This comical romp is told in flashback as a popular music hall duo answer a reporter’s questions on how the San Francisco boys got together. Harvey Miller Jr. (Jerry Lewis) keeps getting fired from jobs, and finds his only love in life is for golf. He relates how his father was a PGA champion and taught him everything about golf, but he could never play the pro circuit becomes of his phobia to playing in front of people. Joe Anthony’s (Dean Martin) folks own a restaurant on Fisherman’s Wharf and a fishing boat, but Joe wasn’t interested in following in their footsteps. Instead he returns home after a long absence and finds Harvey engaged to his sister Lisa (Barbara Bates), and when he learns there’s lots of money to make as a pro golfer he has Harvey become his teacher. Harvey proves to be a good teacher and Joe a good pupil, and Joe goes pro with Harvey by his side as a caddy. At their first tournament, Joe meets the lovely Kathy Taylor (Donna Reed) and she becomes his love interest. Winning causes Joe to get a big head and he ditches Harvey. When Joe’s parents need money or they will lose their restaurant, Harvey maneuvers to get Joe into a big-money PGA tournament but a fracas develops on the golf course and they’re disqualified. But a talent scout found their antics hilarious and got them into showbiz.

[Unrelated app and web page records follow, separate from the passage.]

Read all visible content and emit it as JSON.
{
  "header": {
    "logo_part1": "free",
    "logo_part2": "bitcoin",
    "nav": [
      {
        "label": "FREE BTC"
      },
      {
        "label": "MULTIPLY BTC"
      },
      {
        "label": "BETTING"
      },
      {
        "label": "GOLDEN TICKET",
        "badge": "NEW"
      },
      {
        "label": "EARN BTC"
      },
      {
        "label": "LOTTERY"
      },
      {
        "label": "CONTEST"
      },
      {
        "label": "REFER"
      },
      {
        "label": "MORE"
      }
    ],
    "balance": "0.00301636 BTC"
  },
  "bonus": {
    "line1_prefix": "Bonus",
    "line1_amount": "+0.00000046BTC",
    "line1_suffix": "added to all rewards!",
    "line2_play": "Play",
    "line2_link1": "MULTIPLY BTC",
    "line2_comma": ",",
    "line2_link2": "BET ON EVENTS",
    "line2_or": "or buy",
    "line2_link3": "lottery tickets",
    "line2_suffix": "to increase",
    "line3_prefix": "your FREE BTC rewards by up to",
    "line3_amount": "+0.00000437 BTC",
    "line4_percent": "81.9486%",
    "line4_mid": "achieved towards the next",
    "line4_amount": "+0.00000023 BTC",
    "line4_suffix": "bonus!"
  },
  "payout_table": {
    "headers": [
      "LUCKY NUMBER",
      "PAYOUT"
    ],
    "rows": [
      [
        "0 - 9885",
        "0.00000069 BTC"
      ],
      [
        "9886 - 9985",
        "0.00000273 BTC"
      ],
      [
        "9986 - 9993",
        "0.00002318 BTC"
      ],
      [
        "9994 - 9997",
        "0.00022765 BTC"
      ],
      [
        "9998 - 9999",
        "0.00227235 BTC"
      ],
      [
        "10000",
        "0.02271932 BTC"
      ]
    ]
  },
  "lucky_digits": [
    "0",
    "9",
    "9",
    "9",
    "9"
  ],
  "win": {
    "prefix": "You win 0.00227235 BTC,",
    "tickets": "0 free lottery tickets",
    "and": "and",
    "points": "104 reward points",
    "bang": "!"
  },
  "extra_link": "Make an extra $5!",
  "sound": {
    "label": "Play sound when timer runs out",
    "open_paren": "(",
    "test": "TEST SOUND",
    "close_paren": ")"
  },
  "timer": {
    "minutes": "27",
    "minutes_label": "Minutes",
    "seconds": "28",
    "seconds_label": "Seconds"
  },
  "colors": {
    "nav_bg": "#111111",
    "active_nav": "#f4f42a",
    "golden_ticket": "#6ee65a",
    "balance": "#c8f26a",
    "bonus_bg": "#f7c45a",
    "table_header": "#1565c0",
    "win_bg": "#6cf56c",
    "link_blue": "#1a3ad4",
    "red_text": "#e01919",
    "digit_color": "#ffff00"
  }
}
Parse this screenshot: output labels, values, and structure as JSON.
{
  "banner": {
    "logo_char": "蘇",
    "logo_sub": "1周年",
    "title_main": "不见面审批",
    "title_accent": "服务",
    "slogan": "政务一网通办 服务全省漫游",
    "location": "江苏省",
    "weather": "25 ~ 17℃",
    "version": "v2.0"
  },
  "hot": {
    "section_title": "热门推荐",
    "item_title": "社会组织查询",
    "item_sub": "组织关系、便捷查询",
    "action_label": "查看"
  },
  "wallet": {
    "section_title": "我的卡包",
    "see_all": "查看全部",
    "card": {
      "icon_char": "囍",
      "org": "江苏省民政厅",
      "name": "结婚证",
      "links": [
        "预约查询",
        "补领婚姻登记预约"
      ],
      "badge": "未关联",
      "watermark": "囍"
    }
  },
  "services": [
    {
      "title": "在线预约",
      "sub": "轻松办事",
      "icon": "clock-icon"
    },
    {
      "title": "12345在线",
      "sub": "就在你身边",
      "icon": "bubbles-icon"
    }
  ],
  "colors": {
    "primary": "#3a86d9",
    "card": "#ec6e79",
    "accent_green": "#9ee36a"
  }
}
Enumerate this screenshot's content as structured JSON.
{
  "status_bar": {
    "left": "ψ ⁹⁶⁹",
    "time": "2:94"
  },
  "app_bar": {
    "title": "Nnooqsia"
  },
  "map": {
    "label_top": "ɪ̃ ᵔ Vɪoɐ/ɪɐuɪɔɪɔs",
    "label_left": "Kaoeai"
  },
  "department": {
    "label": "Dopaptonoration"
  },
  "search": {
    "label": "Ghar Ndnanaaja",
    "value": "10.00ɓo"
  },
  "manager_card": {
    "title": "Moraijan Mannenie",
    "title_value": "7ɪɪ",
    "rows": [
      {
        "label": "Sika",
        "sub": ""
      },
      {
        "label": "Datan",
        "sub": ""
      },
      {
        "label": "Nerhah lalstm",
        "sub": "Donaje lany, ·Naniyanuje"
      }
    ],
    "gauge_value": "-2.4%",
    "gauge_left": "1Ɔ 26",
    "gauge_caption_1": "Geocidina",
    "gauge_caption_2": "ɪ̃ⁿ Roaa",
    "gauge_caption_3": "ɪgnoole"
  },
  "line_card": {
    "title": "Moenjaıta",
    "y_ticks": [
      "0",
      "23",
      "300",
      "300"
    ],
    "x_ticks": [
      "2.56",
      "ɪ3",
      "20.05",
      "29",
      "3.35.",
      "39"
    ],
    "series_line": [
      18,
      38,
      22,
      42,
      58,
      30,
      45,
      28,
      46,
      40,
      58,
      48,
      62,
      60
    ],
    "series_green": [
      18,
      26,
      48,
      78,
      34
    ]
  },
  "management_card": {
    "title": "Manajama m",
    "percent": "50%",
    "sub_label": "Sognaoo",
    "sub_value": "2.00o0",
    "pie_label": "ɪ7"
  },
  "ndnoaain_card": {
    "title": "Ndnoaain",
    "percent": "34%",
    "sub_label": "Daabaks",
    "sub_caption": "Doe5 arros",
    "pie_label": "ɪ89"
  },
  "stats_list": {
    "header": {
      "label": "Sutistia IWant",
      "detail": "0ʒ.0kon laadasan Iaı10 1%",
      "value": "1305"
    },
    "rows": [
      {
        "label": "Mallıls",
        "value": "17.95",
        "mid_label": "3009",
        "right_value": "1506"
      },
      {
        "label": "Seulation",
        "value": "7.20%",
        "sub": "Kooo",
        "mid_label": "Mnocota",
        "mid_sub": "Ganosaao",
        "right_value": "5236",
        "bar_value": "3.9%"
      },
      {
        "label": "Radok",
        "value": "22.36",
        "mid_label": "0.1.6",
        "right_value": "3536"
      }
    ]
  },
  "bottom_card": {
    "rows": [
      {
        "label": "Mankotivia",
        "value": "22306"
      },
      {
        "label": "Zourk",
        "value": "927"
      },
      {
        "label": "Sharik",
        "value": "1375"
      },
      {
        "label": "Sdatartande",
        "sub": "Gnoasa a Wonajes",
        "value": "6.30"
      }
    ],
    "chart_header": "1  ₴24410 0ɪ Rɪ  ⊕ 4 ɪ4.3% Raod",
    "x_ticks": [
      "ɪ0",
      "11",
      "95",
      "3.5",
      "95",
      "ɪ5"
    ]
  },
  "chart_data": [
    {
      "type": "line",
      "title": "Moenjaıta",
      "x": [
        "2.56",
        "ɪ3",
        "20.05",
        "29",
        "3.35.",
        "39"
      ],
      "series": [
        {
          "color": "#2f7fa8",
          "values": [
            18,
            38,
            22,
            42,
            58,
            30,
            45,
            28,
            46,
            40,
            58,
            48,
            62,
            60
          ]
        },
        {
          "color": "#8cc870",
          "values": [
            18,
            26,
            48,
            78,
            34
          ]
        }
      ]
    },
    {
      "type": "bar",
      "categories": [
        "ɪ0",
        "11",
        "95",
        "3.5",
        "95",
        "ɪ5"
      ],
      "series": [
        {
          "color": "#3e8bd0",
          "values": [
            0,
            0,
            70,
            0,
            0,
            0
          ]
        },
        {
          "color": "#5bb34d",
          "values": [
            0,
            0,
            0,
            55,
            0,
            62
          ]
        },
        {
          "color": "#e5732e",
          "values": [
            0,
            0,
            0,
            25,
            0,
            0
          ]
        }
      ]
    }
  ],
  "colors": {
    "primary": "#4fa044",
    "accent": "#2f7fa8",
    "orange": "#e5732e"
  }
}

There are a number of sketches strung together showing Lewis acting as a destructive force in the proper middle-class world and causing embarrassment to those close to him as he acts spastic. Lewis’s comedy is an acquired taste, as his comedy borders on being totally obnoxious. Some might get off on this, as his jerky mannerisms are aimed at upsetting the proper citizens who make the rules for society (which maybe can be translated to those pompous critics who sneer at his films while the public clamors for them). It seems to me that Lewis’s rebellion is unintentional, as his anti-social antics are just a lot of kitsch.


Dennis Schwartz: “Ozus’ World Movie Reviews”